◆ **Assignment**:
Could you output every record below exactly, leaving out the pictures?

◆ **Supplied entries**:
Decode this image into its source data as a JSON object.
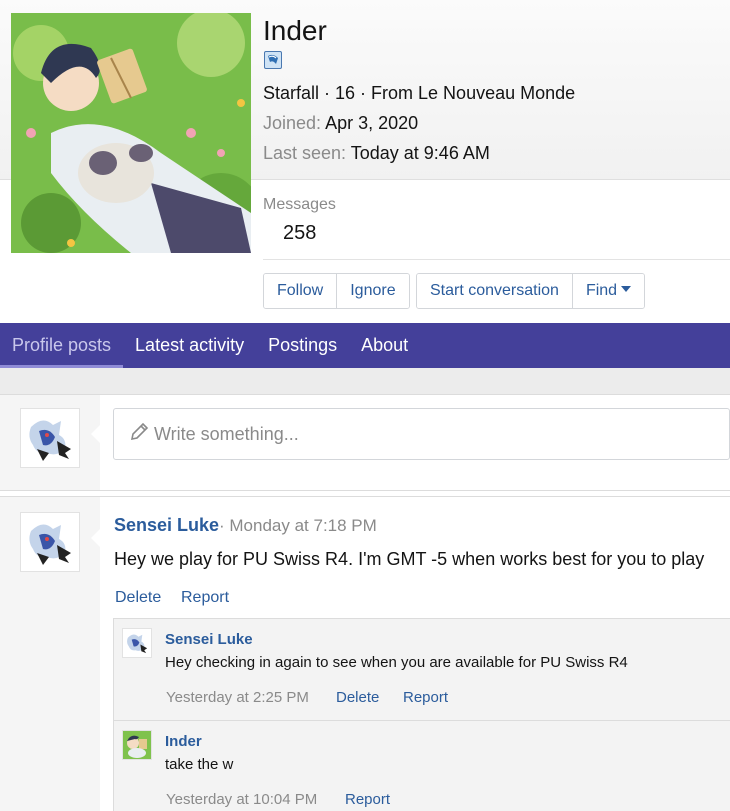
{
  "profile": {
    "name": "Inder",
    "blurb": "Starfall · 16 · From Le Nouveau Monde",
    "joined_label": "Joined:",
    "joined_value": "Apr 3, 2020",
    "last_seen_label": "Last seen:",
    "last_seen_value": "Today at 9:46 AM",
    "stats": {
      "messages_label": "Messages",
      "messages_value": "258"
    },
    "actions": {
      "follow": "Follow",
      "ignore": "Ignore",
      "start_conversation": "Start conversation",
      "find": "Find"
    }
  },
  "tabs": [
    {
      "label": "Profile posts",
      "active": true
    },
    {
      "label": "Latest activity",
      "active": false
    },
    {
      "label": "Postings",
      "active": false
    },
    {
      "label": "About",
      "active": false
    }
  ],
  "composer": {
    "placeholder": "Write something..."
  },
  "post": {
    "author": "Sensei Luke",
    "time": "· Monday at 7:18 PM",
    "body": "Hey we play for PU Swiss R4. I'm GMT -5 when works best for you to play",
    "delete_label": "Delete",
    "report_label": "Report"
  },
  "comments": [
    {
      "author": "Sensei Luke",
      "body": "Hey checking in again to see when you are available for PU Swiss R4",
      "time": "Yesterday at 2:25 PM",
      "delete_label": "Delete",
      "report_label": "Report"
    },
    {
      "author": "Inder",
      "body": "take the w",
      "time": "Yesterday at 10:04 PM",
      "report_label": "Report"
    }
  ],
  "colors": {
    "accent": "#44409a",
    "link": "#2b5c9c",
    "muted": "#8a8a8a"
  },
  "icons": {
    "rank": "rank-badge-icon",
    "pencil": "pencil-icon",
    "find_caret": "caret-down-icon"
  }
}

◆ **Output for this exercise**:
Decode this image into its source data as a JSON object.
{
  "profile": {
    "name": "Inder",
    "blurb": "Starfall · 16 · From Le Nouveau Monde",
    "joined_label": "Joined:",
    "joined_value": "Apr 3, 2020",
    "last_seen_label": "Last seen:",
    "last_seen_value": "Today at 9:46 AM",
    "stats": {
      "messages_label": "Messages",
      "messages_value": "258"
    },
    "actions": {
      "follow": "Follow",
      "ignore": "Ignore",
      "start_conversation": "Start conversation",
      "find": "Find"
    }
  },
  "tabs": [
    {
      "label": "Profile posts",
      "active": true
    },
    {
      "label": "Latest activity",
      "active": false
    },
    {
      "label": "Postings",
      "active": false
    },
    {
      "label": "About",
      "active": false
    }
  ],
  "composer": {
    "placeholder": "Write something..."
  },
  "post": {
    "author": "Sensei Luke",
    "time": "· Monday at 7:18 PM",
    "body": "Hey we play for PU Swiss R4. I'm GMT -5 when works best for you to play",
    "delete_label": "Delete",
    "report_label": "Report"
  },
  "comments": [
    {
      "author": "Sensei Luke",
      "body": "Hey checking in again to see when you are available for PU Swiss R4",
      "time": "Yesterday at 2:25 PM",
      "delete_label": "Delete",
      "report_label": "Report"
    },
    {
      "author": "Inder",
      "body": "take the w",
      "time": "Yesterday at 10:04 PM",
      "report_label": "Report"
    }
  ],
  "colors": {
    "accent": "#44409a",
    "link": "#2b5c9c",
    "muted": "#8a8a8a"
  },
  "icons": {
    "rank": "rank-badge-icon",
    "pencil": "pencil-icon",
    "find_caret": "caret-down-icon"
  }
}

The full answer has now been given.